If you’re a leader who lacks the courage to confront then consider the worst that could happen. You could completely screw it up. Perhaps someone’s feelings will be hurt, maybe they will like you less. They may talk about you behind your back. You may fail miserably.

Just an aside, not confronting a situation that demands confrontation virtually guarantees each of those outcomes eventually. 

When considering how to improve on the worst that can happen think about these ideas:

Don’t confront when you’re angry. Let the dust settle a little bit before confronting anyone, things said “in the moment” are impossible to unsay. As a rule don’t confront someone about an issue when you’re still mad about the issue. That said, we’re talking minutes or hours here to settle your emotions, not months or years. The longer you wait to confront someone the bigger your mountain of fear will become.
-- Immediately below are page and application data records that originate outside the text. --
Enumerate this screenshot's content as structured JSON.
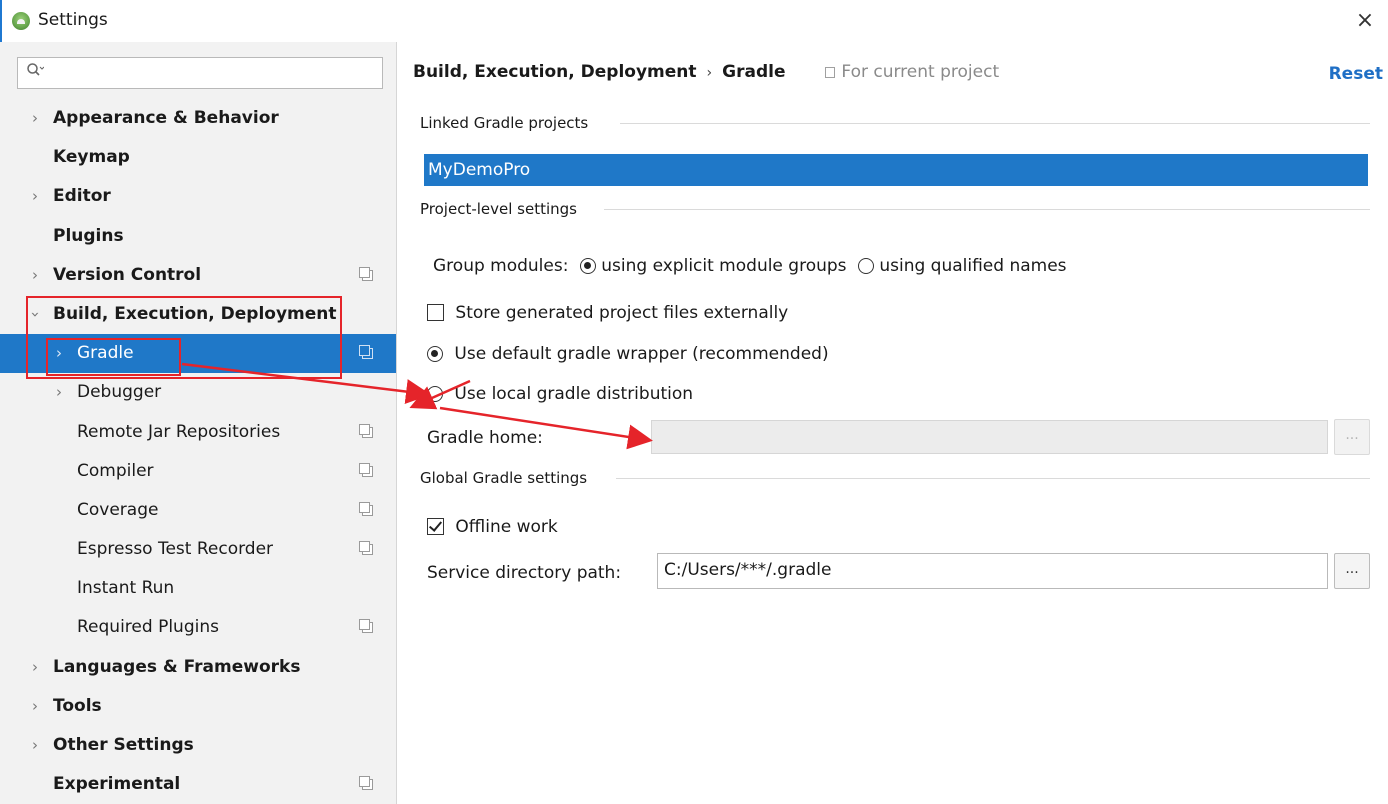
{
  "window": {
    "title": "Settings",
    "close_glyph": "×"
  },
  "search": {
    "icon": "search-icon",
    "placeholder": "",
    "value": ""
  },
  "sidebar": {
    "items": [
      {
        "label": "Appearance & Behavior",
        "chevron": "right",
        "copy_icon": false
      },
      {
        "label": "Keymap",
        "chevron": "none",
        "copy_icon": false
      },
      {
        "label": "Editor",
        "chevron": "right",
        "copy_icon": false
      },
      {
        "label": "Plugins",
        "chevron": "none",
        "copy_icon": false
      },
      {
        "label": "Version Control",
        "chevron": "right",
        "copy_icon": true
      },
      {
        "label": "Build, Execution, Deployment",
        "chevron": "down",
        "copy_icon": false
      },
      {
        "label": "Gradle",
        "chevron": "right",
        "copy_icon": true,
        "selected": true
      },
      {
        "label": "Debugger",
        "chevron": "right",
        "copy_icon": false
      },
      {
        "label": "Remote Jar Repositories",
        "chevron": "none",
        "copy_icon": true
      },
      {
        "label": "Compiler",
        "chevron": "none",
        "copy_icon": true
      },
      {
        "label": "Coverage",
        "chevron": "none",
        "copy_icon": true
      },
      {
        "label": "Espresso Test Recorder",
        "chevron": "none",
        "copy_icon": true
      },
      {
        "label": "Instant Run",
        "chevron": "none",
        "copy_icon": false
      },
      {
        "label": "Required Plugins",
        "chevron": "none",
        "copy_icon": true
      },
      {
        "label": "Languages & Frameworks",
        "chevron": "right",
        "copy_icon": false
      },
      {
        "label": "Tools",
        "chevron": "right",
        "copy_icon": false
      },
      {
        "label": "Other Settings",
        "chevron": "right",
        "copy_icon": false
      },
      {
        "label": "Experimental",
        "chevron": "none",
        "copy_icon": true
      }
    ]
  },
  "header": {
    "crumb_parent": "Build, Execution, Deployment",
    "crumb_sep": "›",
    "crumb_current": "Gradle",
    "scope": "For current project",
    "reset": "Reset"
  },
  "linked": {
    "title": "Linked Gradle projects",
    "projects": [
      "MyDemoPro"
    ]
  },
  "project_level": {
    "title": "Project-level settings",
    "group_modules_label": "Group modules:",
    "group_option_explicit": "using explicit module groups",
    "group_option_qualified": "using qualified names",
    "store_external_label": "Store generated project files externally",
    "use_default_wrapper_label": "Use default gradle wrapper (recommended)",
    "use_local_distribution_label": "Use local gradle distribution",
    "gradle_home_label": "Gradle home:",
    "gradle_home_value": "",
    "browse_label": "..."
  },
  "global": {
    "title": "Global Gradle settings",
    "offline_work_label": "Offline work",
    "service_dir_label": "Service directory path:",
    "service_dir_value": "C:/Users/***/.gradle",
    "browse_label": "..."
  },
  "colors": {
    "selection": "#1f78c8",
    "link": "#1f6fc5",
    "annotation": "#e5242a"
  }
}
Take a small amount of time to plan your confrontation but the key here is small amount of time. 

Practice what you want to say. Go off by yourself somewhere and actually say it out loud. I know that sounds kind of weird but it will help you feel better about approaching the other person. 

Don’t turn it into an argument. The only way to get the best of an argument is to avoid it. Proving to someone that they are wrong will not help them correct the situation. Don’t get sucked into their argumentative tone and don’t turn the discussion into a point, counterpoint-point debate. Say what you need to say as often as you need to say it and then be quiet. Listen. Repeat your point as needed but do not be distracted by excuses and arguments that have no bearing on the issue or person being confronted.

Agree on the next steps. Any effective confrontation leads to a plan for resolution. Just telling someone about a problem is unlikely to solve the problem. Agree on what needs to happen for the issue or concern to be be resolved, or at least agree on some initial steps. 

Understand that this may not be a fun conversation, it may not be “clean.” You may not feel great about it when it’s over and it may not go exactly as you had planned. You might even have made things temporarily worse. 

But always know this: almost all big problems were once little problems. They became big problems because they were not confronted when they were small. You risk making a small problem bigger by confronting it, you guarantee it gets bigger by not confronting it.